return <div />
}
}
export default connect(App)
Typescript
// components/App.tsx
import * as React from 'react'
import { connect, Connect } from '../overmind'
type Props = {} & Connect
class App extends React.Component<Props> {
disposeReaction: () => void
componentDidMount() {
this.disposeReaction = this.props.overmind.reaction(
(state) => state.currentPage,
() => document.querySelector('#app').scrollTop = 0
)
}
componentWillUnmount() {
this.disposeReaction()
}
render() {
const { state, actions } = this.props.overmind
return <div />
}
}
export default connect(App)

React Native

Overmind supports React Native with hook and Higher Order Component. What to take notice of though is that native environments sometimes hides the render function of React. That can be a bit confusing in terms of setting up the Provider. If your environment only exports an initial component, that component needs to be responsible for settings up the providers and rendering your main component:

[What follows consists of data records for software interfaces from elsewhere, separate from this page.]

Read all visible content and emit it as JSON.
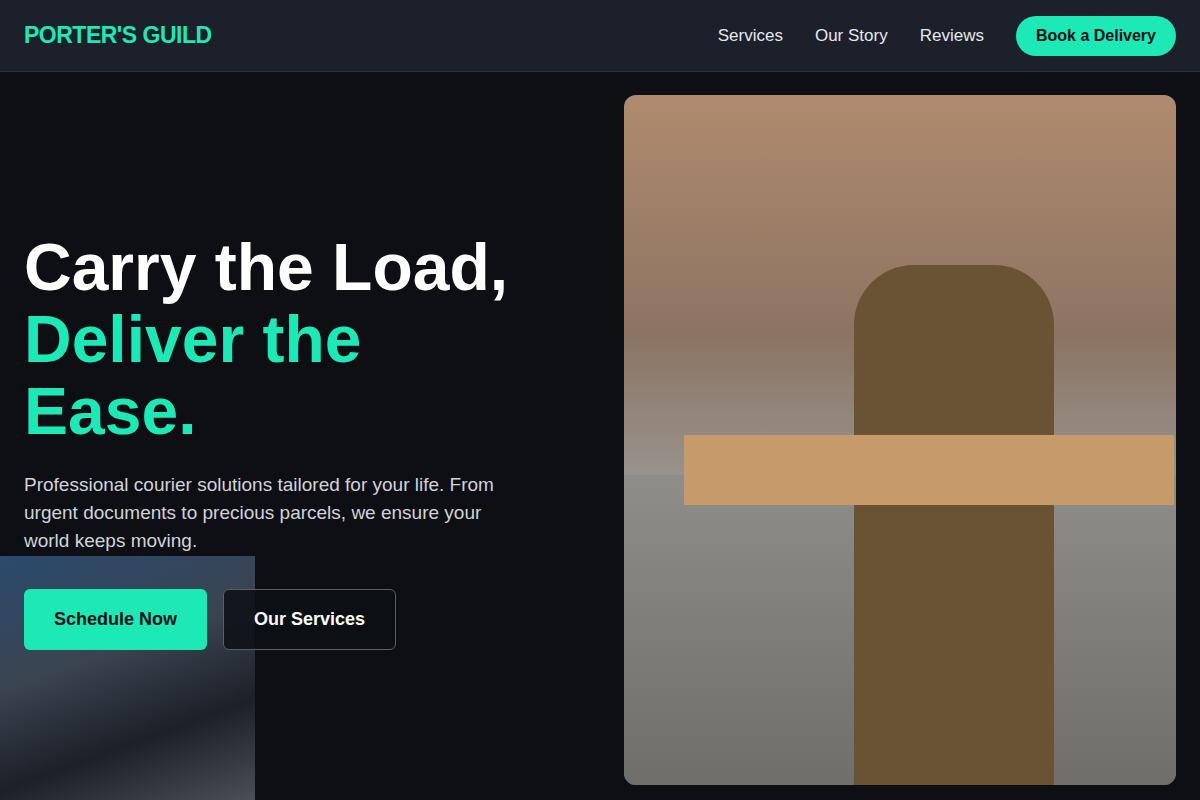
{
  "header": {
    "logo": "PORTER'S GUILD",
    "nav": [
      "Services",
      "Our Story",
      "Reviews"
    ],
    "cta": "Book a Delivery"
  },
  "hero": {
    "title_line1": "Carry the Load,",
    "title_line2": "Deliver the Ease.",
    "description": "Professional courier solutions tailored for your life. From urgent documents to precious parcels, we ensure your world keeps moving.",
    "buttons": [
      {
        "label": "Schedule Now",
        "kind": "primary"
      },
      {
        "label": "Our Services",
        "kind": "outline"
      }
    ]
  }
}
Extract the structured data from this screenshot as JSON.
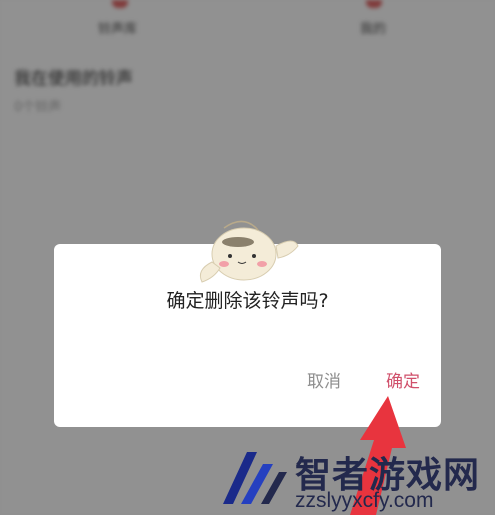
{
  "background": {
    "tabs": [
      {
        "label": "铃声库"
      },
      {
        "label": "我的"
      }
    ],
    "section_title": "我在使用的铃声",
    "section_subtitle": "0个铃声"
  },
  "dialog": {
    "message": "确定删除该铃声吗?",
    "cancel_label": "取消",
    "confirm_label": "确定"
  },
  "watermark": {
    "title": "智者游戏网",
    "url": "zzslyyxcfy.com"
  },
  "colors": {
    "confirm": "#d0506b",
    "cancel": "#8e8e8e",
    "arrow": "#e8343e",
    "watermark": "#23294d"
  }
}
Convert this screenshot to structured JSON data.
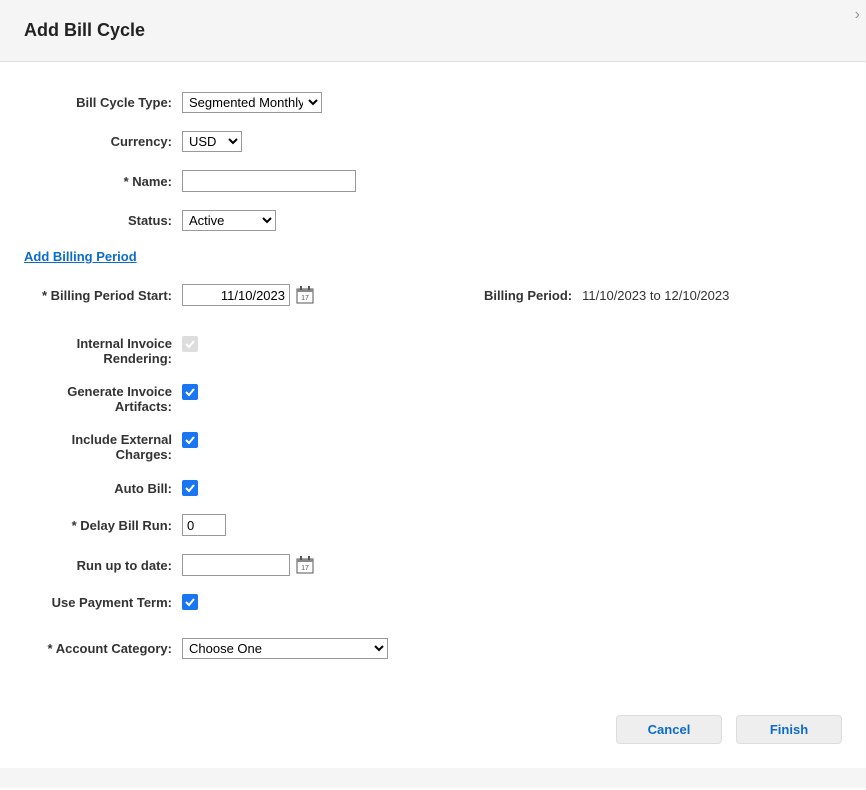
{
  "header": {
    "title": "Add Bill Cycle"
  },
  "labels": {
    "billCycleType": "Bill Cycle Type:",
    "currency": "Currency:",
    "name": "* Name:",
    "status": "Status:",
    "addBillingPeriod": "Add Billing Period",
    "billingPeriodStart": "* Billing Period Start:",
    "billingPeriod": "Billing Period:",
    "internalInvoiceRendering": "Internal Invoice Rendering:",
    "generateInvoiceArtifacts": "Generate Invoice Artifacts:",
    "includeExternalCharges": "Include External Charges:",
    "autoBill": "Auto Bill:",
    "delayBillRun": "* Delay Bill Run:",
    "runUpToDate": "Run up to date:",
    "usePaymentTerm": "Use Payment Term:",
    "accountCategory": "* Account Category:"
  },
  "values": {
    "billCycleType": "Segmented Monthly",
    "currency": "USD",
    "name": "",
    "status": "Active",
    "billingPeriodStart": "11/10/2023",
    "billingPeriodText": "11/10/2023 to 12/10/2023",
    "delayBillRun": "0",
    "runUpToDate": "",
    "accountCategory": "Choose One"
  },
  "buttons": {
    "cancel": "Cancel",
    "finish": "Finish"
  }
}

import { createOvermind } from 'overmind'
import { Provider } from 'overmind-react'
import { config } from './overmind'
import MyApp from './MyApp'
const overmind = createOvermind(config)
export function App() {
return (
<Provider value={overmind}>
<MyApp />
</Provider>
)
}